What you should do: Go through the entries and copy each one exactly. Leave none out.
..............................
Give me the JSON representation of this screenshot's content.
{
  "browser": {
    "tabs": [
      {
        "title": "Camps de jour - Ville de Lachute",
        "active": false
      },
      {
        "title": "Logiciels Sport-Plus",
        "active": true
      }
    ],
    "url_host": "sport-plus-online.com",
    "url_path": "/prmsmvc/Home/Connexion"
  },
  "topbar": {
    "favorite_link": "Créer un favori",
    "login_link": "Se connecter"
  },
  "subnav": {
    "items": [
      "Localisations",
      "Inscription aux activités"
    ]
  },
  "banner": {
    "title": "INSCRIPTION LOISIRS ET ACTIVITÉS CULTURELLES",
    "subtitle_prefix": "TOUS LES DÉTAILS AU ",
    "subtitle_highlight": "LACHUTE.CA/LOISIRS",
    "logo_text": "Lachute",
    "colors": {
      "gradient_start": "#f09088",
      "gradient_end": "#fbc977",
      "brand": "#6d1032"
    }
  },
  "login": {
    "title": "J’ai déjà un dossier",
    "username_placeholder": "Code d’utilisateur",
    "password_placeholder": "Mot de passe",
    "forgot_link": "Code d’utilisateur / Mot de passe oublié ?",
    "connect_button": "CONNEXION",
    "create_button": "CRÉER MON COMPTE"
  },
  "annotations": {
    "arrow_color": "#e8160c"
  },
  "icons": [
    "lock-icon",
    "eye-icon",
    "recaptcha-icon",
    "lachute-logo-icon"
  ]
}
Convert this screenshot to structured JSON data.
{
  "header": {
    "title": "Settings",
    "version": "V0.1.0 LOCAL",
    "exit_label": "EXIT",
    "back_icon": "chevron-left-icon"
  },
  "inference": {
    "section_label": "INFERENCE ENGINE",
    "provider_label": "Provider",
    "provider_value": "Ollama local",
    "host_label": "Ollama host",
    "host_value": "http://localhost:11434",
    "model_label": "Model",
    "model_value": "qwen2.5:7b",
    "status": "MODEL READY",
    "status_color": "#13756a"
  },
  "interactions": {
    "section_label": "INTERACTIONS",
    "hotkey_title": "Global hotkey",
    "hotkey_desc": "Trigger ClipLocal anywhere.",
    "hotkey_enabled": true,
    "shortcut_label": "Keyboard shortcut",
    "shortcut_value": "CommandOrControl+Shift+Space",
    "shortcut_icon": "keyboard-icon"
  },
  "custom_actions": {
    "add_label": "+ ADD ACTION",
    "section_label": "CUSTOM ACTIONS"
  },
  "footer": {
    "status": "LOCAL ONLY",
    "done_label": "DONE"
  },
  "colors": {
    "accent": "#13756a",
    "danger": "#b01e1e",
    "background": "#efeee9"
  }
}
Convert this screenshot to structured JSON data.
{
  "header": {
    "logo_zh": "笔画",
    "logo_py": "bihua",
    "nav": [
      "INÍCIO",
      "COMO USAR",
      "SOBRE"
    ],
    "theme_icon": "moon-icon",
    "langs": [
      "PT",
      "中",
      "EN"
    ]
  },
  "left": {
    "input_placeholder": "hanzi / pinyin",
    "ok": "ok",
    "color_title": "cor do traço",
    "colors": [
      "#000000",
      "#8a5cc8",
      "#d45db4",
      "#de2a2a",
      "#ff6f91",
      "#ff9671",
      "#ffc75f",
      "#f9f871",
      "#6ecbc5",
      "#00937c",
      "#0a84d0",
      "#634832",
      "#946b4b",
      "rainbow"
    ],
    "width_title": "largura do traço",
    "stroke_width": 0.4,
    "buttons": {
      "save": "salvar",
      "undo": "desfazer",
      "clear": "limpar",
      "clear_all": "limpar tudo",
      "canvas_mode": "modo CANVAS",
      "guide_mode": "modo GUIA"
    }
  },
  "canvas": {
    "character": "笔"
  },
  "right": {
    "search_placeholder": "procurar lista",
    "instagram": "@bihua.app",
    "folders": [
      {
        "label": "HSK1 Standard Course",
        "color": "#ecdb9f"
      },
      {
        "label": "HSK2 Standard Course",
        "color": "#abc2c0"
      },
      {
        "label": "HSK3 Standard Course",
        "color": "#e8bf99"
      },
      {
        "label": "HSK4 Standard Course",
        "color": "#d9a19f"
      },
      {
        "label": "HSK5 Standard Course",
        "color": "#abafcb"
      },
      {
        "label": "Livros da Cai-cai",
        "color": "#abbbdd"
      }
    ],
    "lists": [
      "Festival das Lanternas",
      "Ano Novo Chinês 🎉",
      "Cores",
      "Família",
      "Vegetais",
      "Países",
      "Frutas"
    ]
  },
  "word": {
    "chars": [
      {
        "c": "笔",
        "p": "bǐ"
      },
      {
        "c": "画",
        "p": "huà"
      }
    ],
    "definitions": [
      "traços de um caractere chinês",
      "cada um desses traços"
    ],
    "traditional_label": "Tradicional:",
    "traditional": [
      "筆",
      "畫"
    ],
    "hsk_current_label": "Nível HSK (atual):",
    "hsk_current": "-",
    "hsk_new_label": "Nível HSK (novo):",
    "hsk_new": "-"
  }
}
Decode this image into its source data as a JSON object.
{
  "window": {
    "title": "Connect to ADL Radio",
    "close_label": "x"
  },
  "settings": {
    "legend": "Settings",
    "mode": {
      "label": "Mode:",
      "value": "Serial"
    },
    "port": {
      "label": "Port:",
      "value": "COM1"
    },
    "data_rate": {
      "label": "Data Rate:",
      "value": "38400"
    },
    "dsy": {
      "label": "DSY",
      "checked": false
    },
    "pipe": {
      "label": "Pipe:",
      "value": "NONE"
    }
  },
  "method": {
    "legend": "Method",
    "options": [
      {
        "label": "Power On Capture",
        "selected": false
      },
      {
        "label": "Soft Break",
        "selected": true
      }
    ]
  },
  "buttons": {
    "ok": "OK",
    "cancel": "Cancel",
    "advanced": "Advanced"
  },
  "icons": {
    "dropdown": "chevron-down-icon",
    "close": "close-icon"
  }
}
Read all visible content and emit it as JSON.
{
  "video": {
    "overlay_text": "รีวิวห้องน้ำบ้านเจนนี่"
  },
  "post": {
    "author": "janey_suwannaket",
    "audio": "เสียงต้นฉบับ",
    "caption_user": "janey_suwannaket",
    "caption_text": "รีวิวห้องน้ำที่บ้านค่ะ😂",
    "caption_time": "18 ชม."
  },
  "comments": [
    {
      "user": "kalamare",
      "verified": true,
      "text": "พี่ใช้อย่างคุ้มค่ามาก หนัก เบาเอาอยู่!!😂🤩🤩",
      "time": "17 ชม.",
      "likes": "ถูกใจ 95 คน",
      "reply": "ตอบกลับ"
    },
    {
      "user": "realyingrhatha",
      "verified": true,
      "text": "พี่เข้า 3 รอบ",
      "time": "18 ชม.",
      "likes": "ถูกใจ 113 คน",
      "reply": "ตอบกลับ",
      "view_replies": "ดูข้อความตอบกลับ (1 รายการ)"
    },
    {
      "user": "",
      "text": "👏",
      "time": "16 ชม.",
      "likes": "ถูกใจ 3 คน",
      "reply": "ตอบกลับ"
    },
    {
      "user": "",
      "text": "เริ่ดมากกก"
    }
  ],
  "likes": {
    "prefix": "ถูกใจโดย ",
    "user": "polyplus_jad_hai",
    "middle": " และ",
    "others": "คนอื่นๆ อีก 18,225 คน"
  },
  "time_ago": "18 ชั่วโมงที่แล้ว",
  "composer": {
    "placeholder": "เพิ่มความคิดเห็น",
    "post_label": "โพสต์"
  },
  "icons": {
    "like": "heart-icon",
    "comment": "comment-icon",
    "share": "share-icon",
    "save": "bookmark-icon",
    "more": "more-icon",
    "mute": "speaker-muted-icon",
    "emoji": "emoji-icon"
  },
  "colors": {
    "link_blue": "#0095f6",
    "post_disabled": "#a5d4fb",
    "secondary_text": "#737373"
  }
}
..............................
Reply to the exercise:
Give me the JSON representation of this screenshot's content.
{
  "browser": {
    "tabs": [
      {
        "title": "Camps de jour - Ville de Lachute",
        "active": false
      },
      {
        "title": "Logiciels Sport-Plus",
        "active": true
      }
    ],
    "url_host": "sport-plus-online.com",
    "url_path": "/prmsmvc/Home/Connexion"
  },
  "topbar": {
    "favorite_link": "Créer un favori",
    "login_link": "Se connecter"
  },
  "subnav": {
    "items": [
      "Localisations",
      "Inscription aux activités"
    ]
  },
  "banner": {
    "title": "INSCRIPTION LOISIRS ET ACTIVITÉS CULTURELLES",
    "subtitle_prefix": "TOUS LES DÉTAILS AU ",
    "subtitle_highlight": "LACHUTE.CA/LOISIRS",
    "logo_text": "Lachute",
    "colors": {
      "gradient_start": "#f09088",
      "gradient_end": "#fbc977",
      "brand": "#6d1032"
    }
  },
  "login": {
    "title": "J’ai déjà un dossier",
    "username_placeholder": "Code d’utilisateur",
    "password_placeholder": "Mot de passe",
    "forgot_link": "Code d’utilisateur / Mot de passe oublié ?",
    "connect_button": "CONNEXION",
    "create_button": "CRÉER MON COMPTE"
  },
  "annotations": {
    "arrow_color": "#e8160c"
  },
  "icons": [
    "lock-icon",
    "eye-icon",
    "recaptcha-icon",
    "lachute-logo-icon"
  ]
}
Convert this screenshot to structured JSON data.
{
  "header": {
    "title": "Settings",
    "version": "V0.1.0 LOCAL",
    "exit_label": "EXIT",
    "back_icon": "chevron-left-icon"
  },
  "inference": {
    "section_label": "INFERENCE ENGINE",
    "provider_label": "Provider",
    "provider_value": "Ollama local",
    "host_label": "Ollama host",
    "host_value": "http://localhost:11434",
    "model_label": "Model",
    "model_value": "qwen2.5:7b",
    "status": "MODEL READY",
    "status_color": "#13756a"
  },
  "interactions": {
    "section_label": "INTERACTIONS",
    "hotkey_title": "Global hotkey",
    "hotkey_desc": "Trigger ClipLocal anywhere.",
    "hotkey_enabled": true,
    "shortcut_label": "Keyboard shortcut",
    "shortcut_value": "CommandOrControl+Shift+Space",
    "shortcut_icon": "keyboard-icon"
  },
  "custom_actions": {
    "add_label": "+ ADD ACTION",
    "section_label": "CUSTOM ACTIONS"
  },
  "footer": {
    "status": "LOCAL ONLY",
    "done_label": "DONE"
  },
  "colors": {
    "accent": "#13756a",
    "danger": "#b01e1e",
    "background": "#efeee9"
  }
}
Convert this screenshot to structured JSON data.
{
  "header": {
    "logo_zh": "笔画",
    "logo_py": "bihua",
    "nav": [
      "INÍCIO",
      "COMO USAR",
      "SOBRE"
    ],
    "theme_icon": "moon-icon",
    "langs": [
      "PT",
      "中",
      "EN"
    ]
  },
  "left": {
    "input_placeholder": "hanzi / pinyin",
    "ok": "ok",
    "color_title": "cor do traço",
    "colors": [
      "#000000",
      "#8a5cc8",
      "#d45db4",
      "#de2a2a",
      "#ff6f91",
      "#ff9671",
      "#ffc75f",
      "#f9f871",
      "#6ecbc5",
      "#00937c",
      "#0a84d0",
      "#634832",
      "#946b4b",
      "rainbow"
    ],
    "width_title": "largura do traço",
    "stroke_width": 0.4,
    "buttons": {
      "save": "salvar",
      "undo": "desfazer",
      "clear": "limpar",
      "clear_all": "limpar tudo",
      "canvas_mode": "modo CANVAS",
      "guide_mode": "modo GUIA"
    }
  },
  "canvas": {
    "character": "笔"
  },
  "right": {
    "search_placeholder": "procurar lista",
    "instagram": "@bihua.app",
    "folders": [
      {
        "label": "HSK1 Standard Course",
        "color": "#ecdb9f"
      },
      {
        "label": "HSK2 Standard Course",
        "color": "#abc2c0"
      },
      {
        "label": "HSK3 Standard Course",
        "color": "#e8bf99"
      },
      {
        "label": "HSK4 Standard Course",
        "color": "#d9a19f"
      },
      {
        "label": "HSK5 Standard Course",
        "color": "#abafcb"
      },
      {
        "label": "Livros da Cai-cai",
        "color": "#abbbdd"
      }
    ],
    "lists": [
      "Festival das Lanternas",
      "Ano Novo Chinês 🎉",
      "Cores",
      "Família",
      "Vegetais",
      "Países",
      "Frutas"
    ]
  },
  "word": {
    "chars": [
      {
        "c": "笔",
        "p": "bǐ"
      },
      {
        "c": "画",
        "p": "huà"
      }
    ],
    "definitions": [
      "traços de um caractere chinês",
      "cada um desses traços"
    ],
    "traditional_label": "Tradicional:",
    "traditional": [
      "筆",
      "畫"
    ],
    "hsk_current_label": "Nível HSK (atual):",
    "hsk_current": "-",
    "hsk_new_label": "Nível HSK (novo):",
    "hsk_new": "-"
  }
}
Decode this image into its source data as a JSON object.
{
  "window": {
    "title": "Connect to ADL Radio",
    "close_label": "x"
  },
  "settings": {
    "legend": "Settings",
    "mode": {
      "label": "Mode:",
      "value": "Serial"
    },
    "port": {
      "label": "Port:",
      "value": "COM1"
    },
    "data_rate": {
      "label": "Data Rate:",
      "value": "38400"
    },
    "dsy": {
      "label": "DSY",
      "checked": false
    },
    "pipe": {
      "label": "Pipe:",
      "value": "NONE"
    }
  },
  "method": {
    "legend": "Method",
    "options": [
      {
        "label": "Power On Capture",
        "selected": false
      },
      {
        "label": "Soft Break",
        "selected": true
      }
    ]
  },
  "buttons": {
    "ok": "OK",
    "cancel": "Cancel",
    "advanced": "Advanced"
  },
  "icons": {
    "dropdown": "chevron-down-icon",
    "close": "close-icon"
  }
}
Read all visible content and emit it as JSON.
{
  "video": {
    "overlay_text": "รีวิวห้องน้ำบ้านเจนนี่"
  },
  "post": {
    "author": "janey_suwannaket",
    "audio": "เสียงต้นฉบับ",
    "caption_user": "janey_suwannaket",
    "caption_text": "รีวิวห้องน้ำที่บ้านค่ะ😂",
    "caption_time": "18 ชม."
  },
  "comments": [
    {
      "user": "kalamare",
      "verified": true,
      "text": "พี่ใช้อย่างคุ้มค่ามาก หนัก เบาเอาอยู่!!😂🤩🤩",
      "time": "17 ชม.",
      "likes": "ถูกใจ 95 คน",
      "reply": "ตอบกลับ"
    },
    {
      "user": "realyingrhatha",
      "verified": true,
      "text": "พี่เข้า 3 รอบ",
      "time": "18 ชม.",
      "likes": "ถูกใจ 113 คน",
      "reply": "ตอบกลับ",
      "view_replies": "ดูข้อความตอบกลับ (1 รายการ)"
    },
    {
      "user": "",
      "text": "👏",
      "time": "16 ชม.",
      "likes": "ถูกใจ 3 คน",
      "reply": "ตอบกลับ"
    },
    {
      "user": "",
      "text": "เริ่ดมากกก"
    }
  ],
  "likes": {
    "prefix": "ถูกใจโดย ",
    "user": "polyplus_jad_hai",
    "middle": " และ",
    "others": "คนอื่นๆ อีก 18,225 คน"
  },
  "time_ago": "18 ชั่วโมงที่แล้ว",
  "composer": {
    "placeholder": "เพิ่มความคิดเห็น",
    "post_label": "โพสต์"
  },
  "icons": {
    "like": "heart-icon",
    "comment": "comment-icon",
    "share": "share-icon",
    "save": "bookmark-icon",
    "more": "more-icon",
    "mute": "speaker-muted-icon",
    "emoji": "emoji-icon"
  },
  "colors": {
    "link_blue": "#0095f6",
    "post_disabled": "#a5d4fb",
    "secondary_text": "#737373"
  }
}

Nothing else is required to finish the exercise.